PROBLEM TO WORK ON> Collect every line below that contains the word "blancas".
[Opening RECORDS FOR THE EXERCISE section]
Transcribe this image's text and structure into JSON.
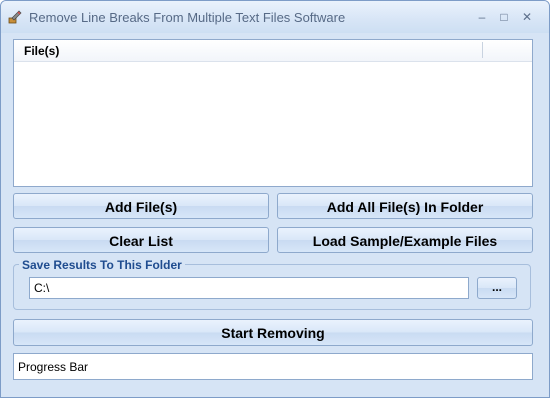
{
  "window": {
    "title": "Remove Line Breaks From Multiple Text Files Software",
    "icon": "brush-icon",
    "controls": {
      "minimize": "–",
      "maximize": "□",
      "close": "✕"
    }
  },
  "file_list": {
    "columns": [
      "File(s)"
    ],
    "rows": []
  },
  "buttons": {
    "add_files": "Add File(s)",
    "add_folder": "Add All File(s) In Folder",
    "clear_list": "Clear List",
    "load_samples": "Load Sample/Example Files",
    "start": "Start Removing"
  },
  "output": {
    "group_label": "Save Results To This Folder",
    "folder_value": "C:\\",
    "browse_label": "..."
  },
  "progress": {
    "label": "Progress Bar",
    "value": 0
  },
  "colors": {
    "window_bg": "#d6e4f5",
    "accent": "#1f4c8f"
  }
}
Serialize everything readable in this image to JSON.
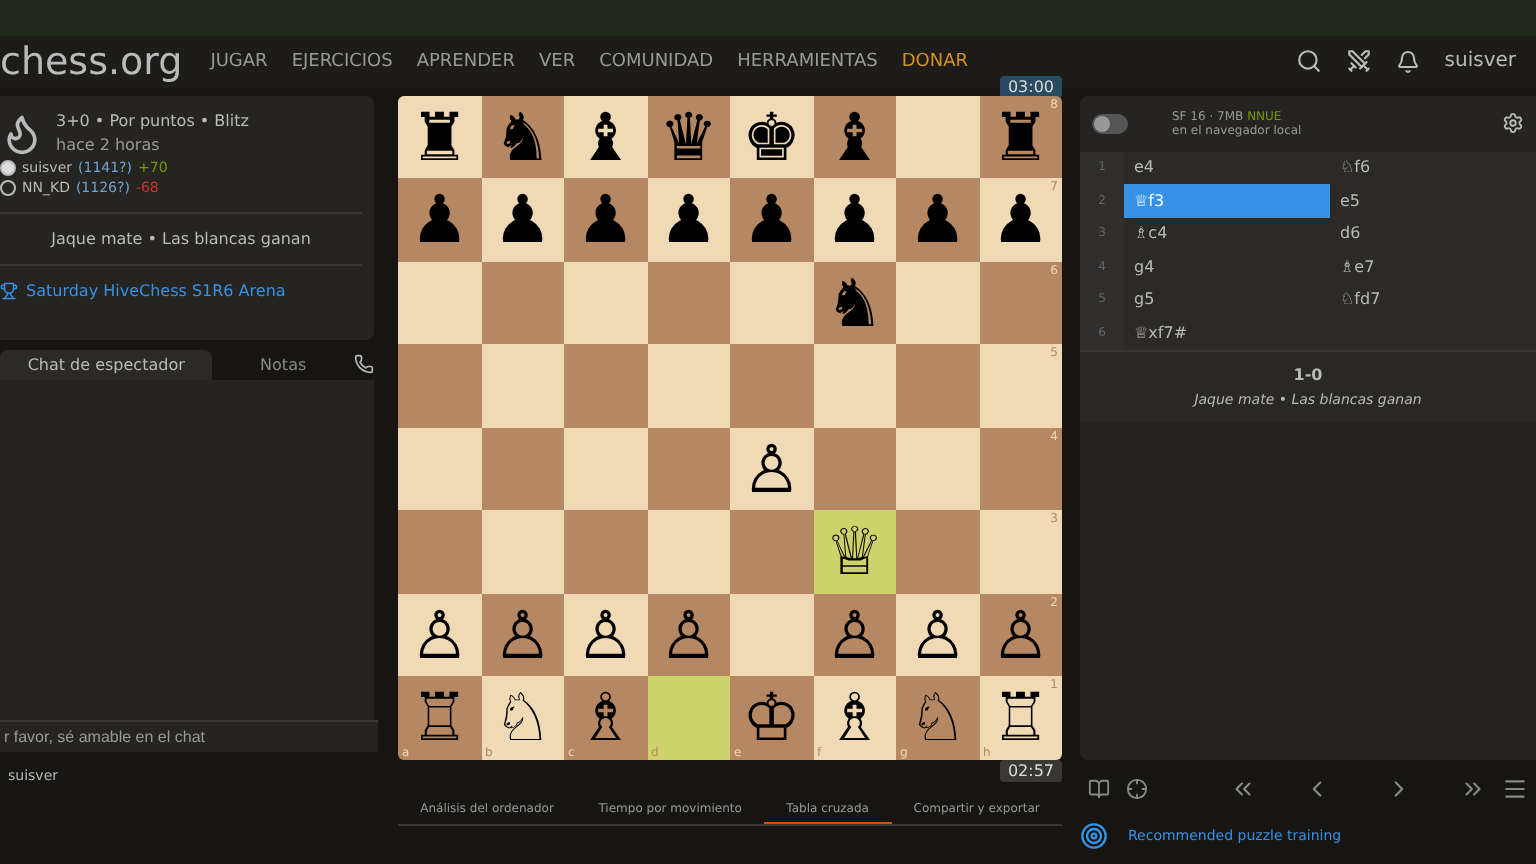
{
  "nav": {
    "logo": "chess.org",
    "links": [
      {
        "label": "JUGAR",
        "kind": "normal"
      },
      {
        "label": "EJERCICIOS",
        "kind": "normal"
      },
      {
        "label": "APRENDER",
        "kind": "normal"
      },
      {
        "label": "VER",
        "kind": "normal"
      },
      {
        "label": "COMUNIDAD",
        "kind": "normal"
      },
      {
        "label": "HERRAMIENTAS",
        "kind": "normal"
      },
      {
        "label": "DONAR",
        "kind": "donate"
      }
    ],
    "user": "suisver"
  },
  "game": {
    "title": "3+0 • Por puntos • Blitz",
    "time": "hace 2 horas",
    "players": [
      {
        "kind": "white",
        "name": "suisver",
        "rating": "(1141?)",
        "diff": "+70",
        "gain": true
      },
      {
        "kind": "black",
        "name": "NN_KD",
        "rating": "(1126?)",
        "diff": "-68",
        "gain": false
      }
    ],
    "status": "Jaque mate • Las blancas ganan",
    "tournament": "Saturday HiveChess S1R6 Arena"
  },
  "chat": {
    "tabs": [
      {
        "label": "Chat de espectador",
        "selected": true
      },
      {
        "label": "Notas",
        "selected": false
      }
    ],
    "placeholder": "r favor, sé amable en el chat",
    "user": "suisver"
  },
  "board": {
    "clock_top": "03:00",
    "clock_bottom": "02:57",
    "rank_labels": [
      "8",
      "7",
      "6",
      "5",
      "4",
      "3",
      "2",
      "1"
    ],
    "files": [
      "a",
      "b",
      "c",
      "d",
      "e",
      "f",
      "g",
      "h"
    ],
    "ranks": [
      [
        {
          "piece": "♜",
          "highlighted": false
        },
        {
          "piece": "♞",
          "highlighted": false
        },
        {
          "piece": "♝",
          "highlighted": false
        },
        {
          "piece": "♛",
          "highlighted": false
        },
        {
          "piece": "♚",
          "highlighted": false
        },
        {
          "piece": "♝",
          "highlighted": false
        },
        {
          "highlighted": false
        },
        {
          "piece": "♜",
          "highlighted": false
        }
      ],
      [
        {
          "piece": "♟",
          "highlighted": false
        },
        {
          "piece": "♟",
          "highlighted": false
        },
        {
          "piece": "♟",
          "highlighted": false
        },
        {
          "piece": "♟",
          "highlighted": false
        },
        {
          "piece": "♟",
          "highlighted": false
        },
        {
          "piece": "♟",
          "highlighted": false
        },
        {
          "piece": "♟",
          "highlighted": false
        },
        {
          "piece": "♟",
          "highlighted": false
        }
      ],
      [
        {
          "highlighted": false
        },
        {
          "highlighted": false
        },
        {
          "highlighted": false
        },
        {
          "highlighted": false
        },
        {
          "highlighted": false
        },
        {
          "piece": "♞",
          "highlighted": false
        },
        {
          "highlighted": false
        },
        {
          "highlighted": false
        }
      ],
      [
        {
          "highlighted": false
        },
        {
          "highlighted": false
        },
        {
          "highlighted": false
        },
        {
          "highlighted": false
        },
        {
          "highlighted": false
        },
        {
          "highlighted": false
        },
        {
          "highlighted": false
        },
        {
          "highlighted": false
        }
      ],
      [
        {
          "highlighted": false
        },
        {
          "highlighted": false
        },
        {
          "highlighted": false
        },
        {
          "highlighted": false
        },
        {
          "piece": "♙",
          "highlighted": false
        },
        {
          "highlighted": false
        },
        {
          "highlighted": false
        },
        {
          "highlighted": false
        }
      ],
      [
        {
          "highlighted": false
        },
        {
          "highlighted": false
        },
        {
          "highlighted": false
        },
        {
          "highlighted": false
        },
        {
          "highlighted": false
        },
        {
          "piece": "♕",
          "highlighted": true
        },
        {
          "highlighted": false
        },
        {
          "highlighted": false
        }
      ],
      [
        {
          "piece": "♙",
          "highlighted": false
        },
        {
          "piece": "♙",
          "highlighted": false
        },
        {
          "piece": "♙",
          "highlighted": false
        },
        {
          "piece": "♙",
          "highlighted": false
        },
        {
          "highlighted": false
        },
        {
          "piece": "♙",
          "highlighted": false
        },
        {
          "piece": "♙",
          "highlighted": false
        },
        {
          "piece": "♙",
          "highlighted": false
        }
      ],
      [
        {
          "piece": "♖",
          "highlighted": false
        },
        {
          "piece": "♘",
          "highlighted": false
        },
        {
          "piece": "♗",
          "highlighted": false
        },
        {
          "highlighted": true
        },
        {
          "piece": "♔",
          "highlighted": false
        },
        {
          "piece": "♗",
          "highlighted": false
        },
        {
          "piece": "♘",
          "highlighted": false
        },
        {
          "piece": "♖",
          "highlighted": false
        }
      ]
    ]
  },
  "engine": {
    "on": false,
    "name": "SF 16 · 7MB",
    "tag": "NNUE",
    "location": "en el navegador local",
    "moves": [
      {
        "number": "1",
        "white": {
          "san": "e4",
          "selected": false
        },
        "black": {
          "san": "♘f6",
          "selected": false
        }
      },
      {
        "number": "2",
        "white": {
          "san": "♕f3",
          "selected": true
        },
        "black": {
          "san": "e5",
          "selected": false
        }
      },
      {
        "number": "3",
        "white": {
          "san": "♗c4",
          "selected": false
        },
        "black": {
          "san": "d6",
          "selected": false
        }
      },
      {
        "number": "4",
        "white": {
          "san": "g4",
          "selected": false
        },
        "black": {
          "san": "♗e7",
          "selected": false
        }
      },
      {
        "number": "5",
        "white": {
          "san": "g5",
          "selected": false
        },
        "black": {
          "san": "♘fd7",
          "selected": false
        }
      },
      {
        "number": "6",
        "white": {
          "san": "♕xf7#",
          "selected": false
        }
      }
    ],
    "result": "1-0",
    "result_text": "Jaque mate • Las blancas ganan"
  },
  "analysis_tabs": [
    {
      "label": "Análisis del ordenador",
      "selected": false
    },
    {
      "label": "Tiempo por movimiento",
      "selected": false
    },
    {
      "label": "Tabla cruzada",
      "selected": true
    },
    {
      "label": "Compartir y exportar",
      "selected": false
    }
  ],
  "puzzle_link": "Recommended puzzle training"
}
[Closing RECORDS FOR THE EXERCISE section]
EXERCISE OUTPUT>
    "status": "Jaque mate • Las blancas ganan",
    "result_text": "Jaque mate • Las blancas ganan"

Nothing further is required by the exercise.